**What is needed:**
When you retype the data, keep every word exactly and include none of the pictures.

**Given data:**
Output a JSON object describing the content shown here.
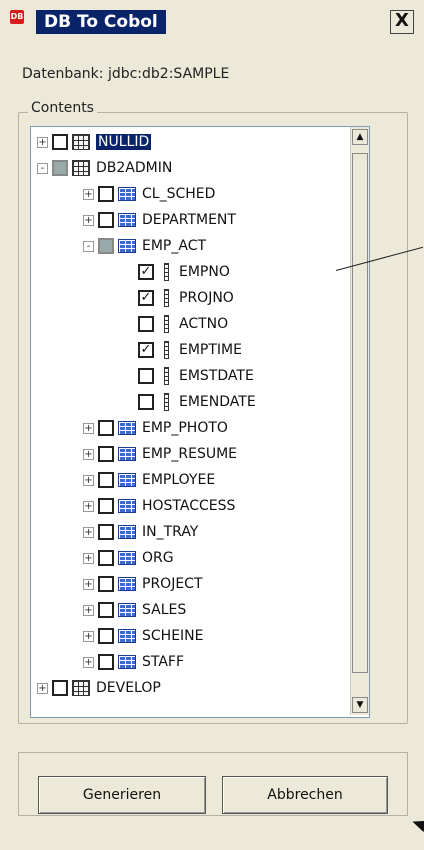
{
  "window": {
    "title": "DB To Cobol",
    "close_label": "X",
    "app_icon_label": "DB"
  },
  "database": {
    "label": "Datenbank: jdbc:db2:SAMPLE"
  },
  "contents_group": {
    "caption": "Contents"
  },
  "tree": {
    "items": [
      {
        "label": "NULLID",
        "level": 0,
        "expander": "+",
        "check": "unchecked",
        "icon": "schema-icon",
        "selected": true
      },
      {
        "label": "DB2ADMIN",
        "level": 0,
        "expander": "-",
        "check": "partial",
        "icon": "schema-icon"
      },
      {
        "label": "CL_SCHED",
        "level": 1,
        "expander": "+",
        "check": "unchecked",
        "icon": "table-icon"
      },
      {
        "label": "DEPARTMENT",
        "level": 1,
        "expander": "+",
        "check": "unchecked",
        "icon": "table-icon"
      },
      {
        "label": "EMP_ACT",
        "level": 1,
        "expander": "-",
        "check": "partial",
        "icon": "table-icon"
      },
      {
        "label": "EMPNO",
        "level": 2,
        "check": "checked",
        "icon": "column-icon"
      },
      {
        "label": "PROJNO",
        "level": 2,
        "check": "checked",
        "icon": "column-icon"
      },
      {
        "label": "ACTNO",
        "level": 2,
        "check": "unchecked",
        "icon": "column-icon"
      },
      {
        "label": "EMPTIME",
        "level": 2,
        "check": "checked",
        "icon": "column-icon"
      },
      {
        "label": "EMSTDATE",
        "level": 2,
        "check": "unchecked",
        "icon": "column-icon"
      },
      {
        "label": "EMENDATE",
        "level": 2,
        "check": "unchecked",
        "icon": "column-icon"
      },
      {
        "label": "EMP_PHOTO",
        "level": 1,
        "expander": "+",
        "check": "unchecked",
        "icon": "table-icon"
      },
      {
        "label": "EMP_RESUME",
        "level": 1,
        "expander": "+",
        "check": "unchecked",
        "icon": "table-icon"
      },
      {
        "label": "EMPLOYEE",
        "level": 1,
        "expander": "+",
        "check": "unchecked",
        "icon": "table-icon"
      },
      {
        "label": "HOSTACCESS",
        "level": 1,
        "expander": "+",
        "check": "unchecked",
        "icon": "table-icon"
      },
      {
        "label": "IN_TRAY",
        "level": 1,
        "expander": "+",
        "check": "unchecked",
        "icon": "table-icon"
      },
      {
        "label": "ORG",
        "level": 1,
        "expander": "+",
        "check": "unchecked",
        "icon": "table-icon"
      },
      {
        "label": "PROJECT",
        "level": 1,
        "expander": "+",
        "check": "unchecked",
        "icon": "table-icon"
      },
      {
        "label": "SALES",
        "level": 1,
        "expander": "+",
        "check": "unchecked",
        "icon": "table-icon"
      },
      {
        "label": "SCHEINE",
        "level": 1,
        "expander": "+",
        "check": "unchecked",
        "icon": "table-icon"
      },
      {
        "label": "STAFF",
        "level": 1,
        "expander": "+",
        "check": "unchecked",
        "icon": "table-icon"
      },
      {
        "label": "DEVELOP",
        "level": 0,
        "expander": "+",
        "check": "unchecked",
        "icon": "schema-icon"
      }
    ]
  },
  "scrollbar": {
    "up_glyph": "▲",
    "down_glyph": "▼"
  },
  "buttons": {
    "generate": "Generieren",
    "cancel": "Abbrechen"
  },
  "colors": {
    "title_bar": "#0a246a",
    "selection": "#0a246a",
    "window_bg": "#ece9d8",
    "table_icon": "#3a6ad4"
  }
}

**Result:**
Output a JSON object describing the content shown here.
{
  "window": {
    "title": "DB To Cobol",
    "close_label": "X",
    "app_icon_label": "DB"
  },
  "database": {
    "label": "Datenbank: jdbc:db2:SAMPLE"
  },
  "contents_group": {
    "caption": "Contents"
  },
  "tree": {
    "items": [
      {
        "label": "NULLID",
        "level": 0,
        "expander": "+",
        "check": "unchecked",
        "icon": "schema-icon",
        "selected": true
      },
      {
        "label": "DB2ADMIN",
        "level": 0,
        "expander": "-",
        "check": "partial",
        "icon": "schema-icon"
      },
      {
        "label": "CL_SCHED",
        "level": 1,
        "expander": "+",
        "check": "unchecked",
        "icon": "table-icon"
      },
      {
        "label": "DEPARTMENT",
        "level": 1,
        "expander": "+",
        "check": "unchecked",
        "icon": "table-icon"
      },
      {
        "label": "EMP_ACT",
        "level": 1,
        "expander": "-",
        "check": "partial",
        "icon": "table-icon"
      },
      {
        "label": "EMPNO",
        "level": 2,
        "check": "checked",
        "icon": "column-icon"
      },
      {
        "label": "PROJNO",
        "level": 2,
        "check": "checked",
        "icon": "column-icon"
      },
      {
        "label": "ACTNO",
        "level": 2,
        "check": "unchecked",
        "icon": "column-icon"
      },
      {
        "label": "EMPTIME",
        "level": 2,
        "check": "checked",
        "icon": "column-icon"
      },
      {
        "label": "EMSTDATE",
        "level": 2,
        "check": "unchecked",
        "icon": "column-icon"
      },
      {
        "label": "EMENDATE",
        "level": 2,
        "check": "unchecked",
        "icon": "column-icon"
      },
      {
        "label": "EMP_PHOTO",
        "level": 1,
        "expander": "+",
        "check": "unchecked",
        "icon": "table-icon"
      },
      {
        "label": "EMP_RESUME",
        "level": 1,
        "expander": "+",
        "check": "unchecked",
        "icon": "table-icon"
      },
      {
        "label": "EMPLOYEE",
        "level": 1,
        "expander": "+",
        "check": "unchecked",
        "icon": "table-icon"
      },
      {
        "label": "HOSTACCESS",
        "level": 1,
        "expander": "+",
        "check": "unchecked",
        "icon": "table-icon"
      },
      {
        "label": "IN_TRAY",
        "level": 1,
        "expander": "+",
        "check": "unchecked",
        "icon": "table-icon"
      },
      {
        "label": "ORG",
        "level": 1,
        "expander": "+",
        "check": "unchecked",
        "icon": "table-icon"
      },
      {
        "label": "PROJECT",
        "level": 1,
        "expander": "+",
        "check": "unchecked",
        "icon": "table-icon"
      },
      {
        "label": "SALES",
        "level": 1,
        "expander": "+",
        "check": "unchecked",
        "icon": "table-icon"
      },
      {
        "label": "SCHEINE",
        "level": 1,
        "expander": "+",
        "check": "unchecked",
        "icon": "table-icon"
      },
      {
        "label": "STAFF",
        "level": 1,
        "expander": "+",
        "check": "unchecked",
        "icon": "table-icon"
      },
      {
        "label": "DEVELOP",
        "level": 0,
        "expander": "+",
        "check": "unchecked",
        "icon": "schema-icon"
      }
    ]
  },
  "scrollbar": {
    "up_glyph": "▲",
    "down_glyph": "▼"
  },
  "buttons": {
    "generate": "Generieren",
    "cancel": "Abbrechen"
  },
  "colors": {
    "title_bar": "#0a246a",
    "selection": "#0a246a",
    "window_bg": "#ece9d8",
    "table_icon": "#3a6ad4"
  }
}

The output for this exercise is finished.